Scientists develop the next generation of reservoir computing
A relatively new type of computing that mimics the way the human brain works was already transforming how scientists could tackle some of the most difficult information processing problems.
In fact, in one test of this next-generation reservoir computing, researchers solved a complex computing problem in less than a second on a desktop computer.
Using the now current state-of-the-art technology, the same problem requires a supercomputer to solve and still takes much longer, said Daniel Gauthier, lead author of the study and professor of physics at The Ohio State University.
"We can perform very complex information processing tasks in a fraction of the time using much less computer resources compared to what reservoir computing can currently do," Gauthier said.
"And reservoir computing was already a significant improvement on what was previously possible."
The study was published today in the journal Nature Communications.
Reservoir computing is a machine learning algorithm developed in the early 2000s and used to solve the "hardest of the hard" computing problems, such as forecasting the evolution of dynamical systems that change over time, Gauthier said.
Dynamical systems, like the weather, are difficult to predict because just one small change in one condition can have massive effects down the line, he said.
One famous example is the "butterfly effect," in which—in one metaphorical illustration—changes created by a butterfly flapping its wings can eventually influence the weather weeks later.

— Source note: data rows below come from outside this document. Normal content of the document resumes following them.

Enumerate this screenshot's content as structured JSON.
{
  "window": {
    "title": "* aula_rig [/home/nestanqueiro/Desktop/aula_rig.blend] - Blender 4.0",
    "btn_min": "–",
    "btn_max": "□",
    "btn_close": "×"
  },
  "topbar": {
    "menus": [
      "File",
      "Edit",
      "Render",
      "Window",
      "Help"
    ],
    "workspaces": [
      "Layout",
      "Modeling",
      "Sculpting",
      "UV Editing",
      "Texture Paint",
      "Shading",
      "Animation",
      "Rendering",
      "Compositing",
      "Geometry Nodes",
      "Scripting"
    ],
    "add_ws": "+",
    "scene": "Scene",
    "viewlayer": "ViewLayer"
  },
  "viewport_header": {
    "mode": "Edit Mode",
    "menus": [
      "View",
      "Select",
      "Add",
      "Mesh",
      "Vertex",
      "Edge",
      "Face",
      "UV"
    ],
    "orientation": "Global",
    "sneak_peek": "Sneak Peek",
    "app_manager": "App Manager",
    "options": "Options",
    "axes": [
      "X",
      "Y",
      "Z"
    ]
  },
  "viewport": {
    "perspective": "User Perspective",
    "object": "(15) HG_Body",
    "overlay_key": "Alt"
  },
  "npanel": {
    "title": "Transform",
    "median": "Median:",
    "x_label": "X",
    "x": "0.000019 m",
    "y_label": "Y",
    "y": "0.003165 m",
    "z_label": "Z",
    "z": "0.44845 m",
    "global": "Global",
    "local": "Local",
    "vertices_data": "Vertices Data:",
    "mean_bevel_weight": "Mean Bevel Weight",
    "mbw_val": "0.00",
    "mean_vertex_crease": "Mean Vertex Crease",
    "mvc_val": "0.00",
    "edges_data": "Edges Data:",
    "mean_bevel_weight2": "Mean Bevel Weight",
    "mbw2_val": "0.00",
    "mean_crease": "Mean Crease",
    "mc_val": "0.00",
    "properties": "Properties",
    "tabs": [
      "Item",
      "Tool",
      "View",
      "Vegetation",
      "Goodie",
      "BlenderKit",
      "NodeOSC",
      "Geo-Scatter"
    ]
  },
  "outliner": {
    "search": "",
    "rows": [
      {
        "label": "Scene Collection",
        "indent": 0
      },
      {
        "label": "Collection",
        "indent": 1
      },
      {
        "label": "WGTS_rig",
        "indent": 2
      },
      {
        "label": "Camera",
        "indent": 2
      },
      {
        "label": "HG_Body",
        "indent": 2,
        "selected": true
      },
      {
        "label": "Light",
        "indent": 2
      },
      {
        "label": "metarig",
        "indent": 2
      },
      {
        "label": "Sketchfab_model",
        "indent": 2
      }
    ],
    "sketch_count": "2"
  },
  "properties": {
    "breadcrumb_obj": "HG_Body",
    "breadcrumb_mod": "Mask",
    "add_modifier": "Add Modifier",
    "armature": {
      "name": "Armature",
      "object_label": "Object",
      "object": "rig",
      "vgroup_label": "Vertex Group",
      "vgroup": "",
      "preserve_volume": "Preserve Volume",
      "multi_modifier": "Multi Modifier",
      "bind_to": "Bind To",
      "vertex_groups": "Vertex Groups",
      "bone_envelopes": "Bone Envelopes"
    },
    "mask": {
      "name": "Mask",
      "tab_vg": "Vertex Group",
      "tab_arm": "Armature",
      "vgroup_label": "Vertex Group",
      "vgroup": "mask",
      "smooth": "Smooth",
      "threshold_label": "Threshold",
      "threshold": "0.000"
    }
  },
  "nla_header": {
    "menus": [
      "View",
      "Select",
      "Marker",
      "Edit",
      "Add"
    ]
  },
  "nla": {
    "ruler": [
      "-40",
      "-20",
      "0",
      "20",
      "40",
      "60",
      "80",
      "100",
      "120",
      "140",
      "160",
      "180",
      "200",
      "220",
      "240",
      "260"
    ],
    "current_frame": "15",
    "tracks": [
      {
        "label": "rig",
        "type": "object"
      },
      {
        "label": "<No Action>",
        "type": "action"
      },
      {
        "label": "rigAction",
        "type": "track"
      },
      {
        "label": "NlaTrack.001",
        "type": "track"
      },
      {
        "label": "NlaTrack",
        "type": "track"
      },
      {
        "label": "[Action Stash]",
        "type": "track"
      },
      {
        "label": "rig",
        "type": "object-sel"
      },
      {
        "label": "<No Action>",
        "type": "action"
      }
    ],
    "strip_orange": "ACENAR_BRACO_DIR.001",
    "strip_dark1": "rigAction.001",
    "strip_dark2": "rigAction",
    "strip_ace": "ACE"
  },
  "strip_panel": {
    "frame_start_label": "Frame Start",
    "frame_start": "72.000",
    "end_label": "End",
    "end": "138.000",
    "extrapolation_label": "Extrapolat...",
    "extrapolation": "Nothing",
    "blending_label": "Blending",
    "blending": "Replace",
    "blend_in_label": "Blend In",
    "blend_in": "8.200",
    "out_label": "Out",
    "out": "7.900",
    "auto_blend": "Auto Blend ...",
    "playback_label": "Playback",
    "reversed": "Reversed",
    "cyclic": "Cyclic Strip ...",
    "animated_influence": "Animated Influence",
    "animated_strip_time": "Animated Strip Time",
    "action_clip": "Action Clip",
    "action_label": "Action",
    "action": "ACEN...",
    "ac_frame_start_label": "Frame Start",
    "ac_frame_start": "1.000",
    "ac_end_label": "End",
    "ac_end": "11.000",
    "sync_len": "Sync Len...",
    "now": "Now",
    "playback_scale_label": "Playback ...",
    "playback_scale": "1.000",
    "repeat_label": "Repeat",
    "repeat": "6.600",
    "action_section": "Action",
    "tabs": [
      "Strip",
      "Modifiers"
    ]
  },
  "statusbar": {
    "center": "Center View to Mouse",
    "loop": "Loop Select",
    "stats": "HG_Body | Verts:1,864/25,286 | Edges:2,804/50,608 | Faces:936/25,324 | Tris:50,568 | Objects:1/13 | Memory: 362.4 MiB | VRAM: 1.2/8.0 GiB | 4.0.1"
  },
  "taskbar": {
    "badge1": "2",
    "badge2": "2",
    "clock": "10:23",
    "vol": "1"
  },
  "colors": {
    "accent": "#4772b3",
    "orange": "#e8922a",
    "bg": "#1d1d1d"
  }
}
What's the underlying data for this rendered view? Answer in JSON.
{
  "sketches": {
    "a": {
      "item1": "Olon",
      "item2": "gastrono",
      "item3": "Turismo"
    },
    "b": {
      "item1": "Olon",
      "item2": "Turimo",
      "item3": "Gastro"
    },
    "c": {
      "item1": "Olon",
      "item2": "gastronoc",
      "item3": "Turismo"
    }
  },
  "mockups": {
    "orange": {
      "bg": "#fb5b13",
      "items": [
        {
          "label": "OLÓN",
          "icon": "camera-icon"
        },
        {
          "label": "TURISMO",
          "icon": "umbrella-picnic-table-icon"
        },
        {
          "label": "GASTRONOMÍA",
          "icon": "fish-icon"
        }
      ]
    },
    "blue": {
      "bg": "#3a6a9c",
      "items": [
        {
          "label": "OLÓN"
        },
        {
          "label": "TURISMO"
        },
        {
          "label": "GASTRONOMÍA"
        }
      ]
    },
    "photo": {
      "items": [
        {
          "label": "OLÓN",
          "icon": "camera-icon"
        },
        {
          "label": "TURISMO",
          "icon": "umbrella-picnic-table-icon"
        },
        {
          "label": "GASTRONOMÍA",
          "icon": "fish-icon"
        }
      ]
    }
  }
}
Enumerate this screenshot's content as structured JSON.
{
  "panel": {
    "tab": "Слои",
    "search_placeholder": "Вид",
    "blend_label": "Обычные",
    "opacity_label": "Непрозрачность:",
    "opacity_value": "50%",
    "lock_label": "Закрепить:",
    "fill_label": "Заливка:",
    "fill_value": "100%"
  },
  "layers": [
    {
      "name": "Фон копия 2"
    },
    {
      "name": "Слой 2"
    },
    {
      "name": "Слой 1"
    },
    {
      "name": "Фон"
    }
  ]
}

Previous research has shown that reservoir computing is well-suited for learning dynamical systems and can provide accurate forecasts about how they will behave in the future, Gauthier said.
It does that through the use of an artificial neural network, somewhat like a human brain. Scientists feed data on a dynamical network into a "reservoir" of randomly connected artificial neurons in a network. The network produces useful output that the scientists can interpret and feed back into the network, building a more and more accurate forecast of how the system will evolve in the future.
The larger and more complex the system and the more accurate that the scientists want the forecast to be, the bigger the network of artificial neurons has to be and the more computing resources and time that are needed to complete the task.
One issue has been that the reservoir of artificial neurons is a "black box," Gauthier said, and scientists have not known exactly what goes on inside of it—they only know it works.
The artificial neural networks at the heart of reservoir computing are built on mathematics, Gauthier explained.
"We had mathematicians look at these networks and ask, 'To what extent are all these pieces in the machinery really needed?'" he said.
In this study, Gauthier and his colleagues investigated that question and found that the whole reservoir computing system could be greatly simplified, dramatically reducing the need for computing resources and saving significant time.
They tested their concept on a forecasting task involving a weather system developed by Edward Lorenz, whose work led to our understanding of the butterfly effect.
Their next-generation reservoir computing was a clear winner over today's state—of-the-art on this Lorenz forecasting task. In one relatively simple simulation done on a desktop computer, the new system was 33 to 163 times faster than the current model.
But when the aim was for great accuracy in the forecast, the next-generation reservoir computing was about 1 million times faster. And the new-generation computing achieved the same accuracy with the equivalent of just 28 neurons, compared to the 4,000 needed by the current-generation model, Gauthier said.
An important reason for the speed-up is that the "brain" behind this next generation of reservoir computing needs a lot less warmup and training compared to the current generation to produce the same results.
Warmup is training data that needs to be added as input into the reservoir computer to prepare it for its actual task.
"For our next-generation reservoir computing, there is almost no warming time needed," Gauthier said.
"Currently, scientists have to put in 1,000 or 10,000 data points or more to warm it up. And that's all data that is lost, that is not needed for the actual work. We only have to put in one or two or three data points," he said.
And once researchers are ready to train the reservoir computer to make the forecast, again, a lot less data is needed in the next-generation system.
In their test of the Lorenz forecasting task, the researchers could get the same results using 400 data points as the current generation produced using 5,000 data points or more, depending on the accuracy desired.
"What's exciting is that this next generation of reservoir computing takes what was already very good and makes it significantly more efficient," Gauthier said.
He and his colleagues plan to extend this work to tackle even more difficult computing problems, such as forecasting fluid dynamics.
"That's an incredibly challenging problem to solve. We want to see if we can speed up the process of solving that problem using our simplified model of reservoir computing."
Co-authors on the study were Erik Bollt, professor of electrical and computer engineering at Clarkson University; Aaron Griffith, who received his Ph.D. in physics at Ohio State; and Wendson Barbosa, a postdoctoral researcher in physics at Ohio State.